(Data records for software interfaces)
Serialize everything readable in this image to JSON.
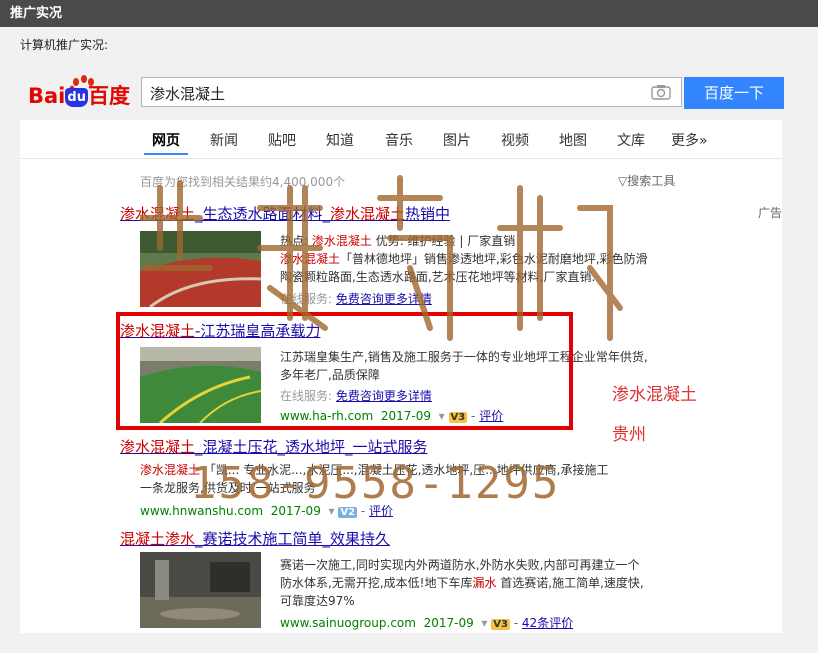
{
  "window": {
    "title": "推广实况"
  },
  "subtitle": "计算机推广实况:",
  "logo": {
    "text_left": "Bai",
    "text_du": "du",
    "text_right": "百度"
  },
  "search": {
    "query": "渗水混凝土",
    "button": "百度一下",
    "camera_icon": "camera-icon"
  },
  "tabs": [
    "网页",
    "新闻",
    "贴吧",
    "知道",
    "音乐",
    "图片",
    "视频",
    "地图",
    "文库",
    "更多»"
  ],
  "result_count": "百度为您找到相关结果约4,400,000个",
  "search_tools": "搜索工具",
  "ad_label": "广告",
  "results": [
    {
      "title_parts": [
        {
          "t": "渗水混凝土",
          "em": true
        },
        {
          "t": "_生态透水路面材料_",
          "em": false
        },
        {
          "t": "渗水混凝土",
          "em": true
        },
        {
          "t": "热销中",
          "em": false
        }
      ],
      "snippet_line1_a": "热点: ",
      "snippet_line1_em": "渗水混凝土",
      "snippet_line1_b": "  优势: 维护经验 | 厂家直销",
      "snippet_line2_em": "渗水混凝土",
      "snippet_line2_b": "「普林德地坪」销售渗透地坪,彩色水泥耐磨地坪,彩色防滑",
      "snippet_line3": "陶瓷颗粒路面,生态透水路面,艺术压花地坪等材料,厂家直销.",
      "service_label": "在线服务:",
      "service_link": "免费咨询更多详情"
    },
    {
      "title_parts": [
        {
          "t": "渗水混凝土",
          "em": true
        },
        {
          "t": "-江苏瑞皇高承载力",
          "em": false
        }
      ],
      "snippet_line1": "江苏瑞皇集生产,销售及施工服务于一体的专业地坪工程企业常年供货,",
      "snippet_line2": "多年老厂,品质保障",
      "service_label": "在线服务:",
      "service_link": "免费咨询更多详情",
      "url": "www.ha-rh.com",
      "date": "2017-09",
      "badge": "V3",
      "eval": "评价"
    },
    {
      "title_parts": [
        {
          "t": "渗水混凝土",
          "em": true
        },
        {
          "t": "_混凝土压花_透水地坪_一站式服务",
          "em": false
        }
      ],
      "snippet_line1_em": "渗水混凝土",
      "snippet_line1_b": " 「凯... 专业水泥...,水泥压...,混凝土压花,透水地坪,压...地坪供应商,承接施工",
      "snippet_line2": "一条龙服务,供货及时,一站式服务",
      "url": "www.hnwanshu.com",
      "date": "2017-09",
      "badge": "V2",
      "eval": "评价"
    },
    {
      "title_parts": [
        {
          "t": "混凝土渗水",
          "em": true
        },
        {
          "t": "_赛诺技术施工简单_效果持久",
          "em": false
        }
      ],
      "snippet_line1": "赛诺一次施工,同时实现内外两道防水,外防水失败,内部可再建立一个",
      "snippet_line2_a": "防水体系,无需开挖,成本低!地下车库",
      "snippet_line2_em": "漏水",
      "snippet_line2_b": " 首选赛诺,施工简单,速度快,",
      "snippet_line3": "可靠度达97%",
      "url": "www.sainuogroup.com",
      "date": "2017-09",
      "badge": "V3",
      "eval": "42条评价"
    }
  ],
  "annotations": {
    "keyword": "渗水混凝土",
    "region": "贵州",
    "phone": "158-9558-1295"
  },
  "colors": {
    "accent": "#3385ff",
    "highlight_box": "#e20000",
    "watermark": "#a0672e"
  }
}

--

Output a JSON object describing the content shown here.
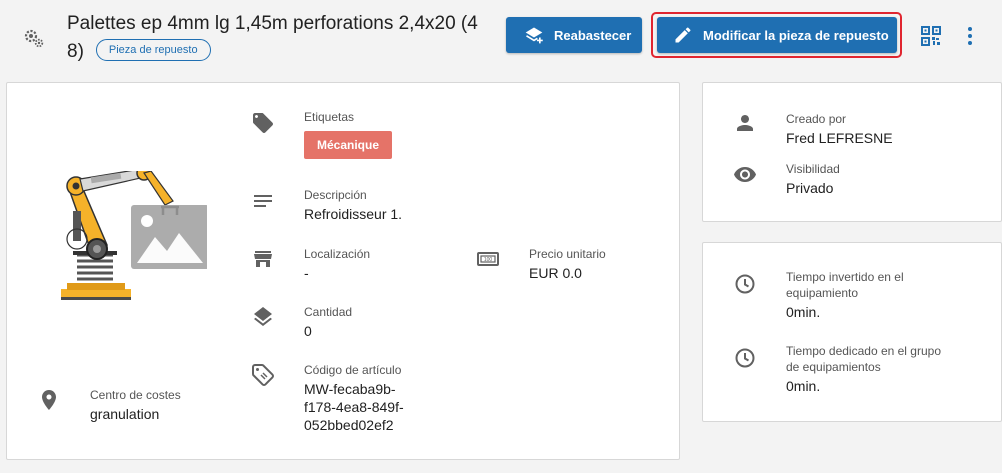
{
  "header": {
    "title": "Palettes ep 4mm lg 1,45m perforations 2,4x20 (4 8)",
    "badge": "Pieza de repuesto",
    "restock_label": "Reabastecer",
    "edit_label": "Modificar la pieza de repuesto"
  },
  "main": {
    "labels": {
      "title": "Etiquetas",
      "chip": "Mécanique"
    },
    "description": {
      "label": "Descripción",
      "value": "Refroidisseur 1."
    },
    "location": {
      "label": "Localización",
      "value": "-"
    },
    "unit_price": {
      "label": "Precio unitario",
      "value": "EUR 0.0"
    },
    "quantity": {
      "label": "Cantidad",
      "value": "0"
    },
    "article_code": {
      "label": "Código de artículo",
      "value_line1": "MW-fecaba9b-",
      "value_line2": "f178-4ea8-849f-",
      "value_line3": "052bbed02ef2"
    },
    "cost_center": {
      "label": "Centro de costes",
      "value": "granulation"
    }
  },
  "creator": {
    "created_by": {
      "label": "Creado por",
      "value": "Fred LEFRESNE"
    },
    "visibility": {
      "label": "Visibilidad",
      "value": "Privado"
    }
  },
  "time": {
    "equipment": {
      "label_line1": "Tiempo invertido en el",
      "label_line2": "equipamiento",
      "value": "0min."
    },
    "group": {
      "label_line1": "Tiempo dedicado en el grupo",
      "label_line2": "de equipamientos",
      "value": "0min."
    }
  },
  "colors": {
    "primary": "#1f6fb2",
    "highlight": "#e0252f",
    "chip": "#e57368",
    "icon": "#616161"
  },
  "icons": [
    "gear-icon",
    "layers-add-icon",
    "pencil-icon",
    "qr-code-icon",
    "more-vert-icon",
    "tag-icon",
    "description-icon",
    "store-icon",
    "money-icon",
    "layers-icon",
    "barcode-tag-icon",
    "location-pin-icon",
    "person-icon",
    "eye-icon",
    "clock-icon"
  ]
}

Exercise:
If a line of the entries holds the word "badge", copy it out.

Response area:
      "badge": "V3",
      "badge": "V2",
      "badge": "V3",
    "badge": "Pieza de repuesto",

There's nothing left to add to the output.